Debt collectors help companies get paid. Their job is to track down people who owe money from overdue bills and negotiate payment. Usually, this is done over the phone or by mail. If that person is no longer at that address or phone number, they may try to track them down using the web, post office or other means. Debt collectors often work for third-party companies, but some work in house.
Once contacted, debt collectors remind people of their overdue bills and do their best to negotiate payment. This may mean negotiating a payment plan, or in extreme situations, legal action. Debt collectors keep track of the debtors to make sure that they are repaying what is owed.
HOW MUCH DO DEBT COLLECTORS MAKE?
According to the Bureau of Labor Statistics (BLS), debt collectors in 2010 made a median annual income of $31,310, or $15.05 per hour.
WHAT ARE THE EDUCATION REQUIREMENTS?
Debt collectors must have at least a high school diploma. Courses in accounting, finance or similar might be helpful.
JOB SKILLS AND REQUIREMENTS
- Listening: When speaking to a debtor, it is important to listen to why they are in debt. This will help the debt collector determine a solution.
- Negotiation: Working with debtors to start some sort of payment plan, or outright repayment of a debt requires good negotiation skills.
- Speaking: Debt collectors spend most of their time on the phone talking with debtors. Being a good speaker is useful.
- Persistence: Some debtors do not want to be found, or may not be responsive when called by a debt collector. Successful debt collectors do not take no for an answer.

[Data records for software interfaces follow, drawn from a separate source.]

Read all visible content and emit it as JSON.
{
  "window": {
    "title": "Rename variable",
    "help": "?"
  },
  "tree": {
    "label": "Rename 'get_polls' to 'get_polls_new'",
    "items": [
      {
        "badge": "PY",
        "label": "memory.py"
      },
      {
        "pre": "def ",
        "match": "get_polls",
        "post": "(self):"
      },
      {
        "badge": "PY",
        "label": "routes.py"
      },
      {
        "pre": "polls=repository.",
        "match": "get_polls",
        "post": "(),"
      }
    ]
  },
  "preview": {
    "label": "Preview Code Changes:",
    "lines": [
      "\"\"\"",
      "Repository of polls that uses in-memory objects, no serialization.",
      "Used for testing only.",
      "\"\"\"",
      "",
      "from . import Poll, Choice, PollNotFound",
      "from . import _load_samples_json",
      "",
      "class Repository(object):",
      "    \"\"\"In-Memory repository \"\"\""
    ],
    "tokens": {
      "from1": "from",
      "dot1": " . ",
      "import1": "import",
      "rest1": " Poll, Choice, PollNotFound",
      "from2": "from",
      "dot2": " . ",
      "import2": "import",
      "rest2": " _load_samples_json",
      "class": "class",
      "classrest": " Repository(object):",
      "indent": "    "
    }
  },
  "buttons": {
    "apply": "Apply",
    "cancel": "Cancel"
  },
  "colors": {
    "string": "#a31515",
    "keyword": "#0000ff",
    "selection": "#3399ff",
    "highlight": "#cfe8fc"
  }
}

THE FUTURE OF DEBT COLLECTORS
According to the BLS, debt collector jobs will grow at an average speed between 2010 and 2020.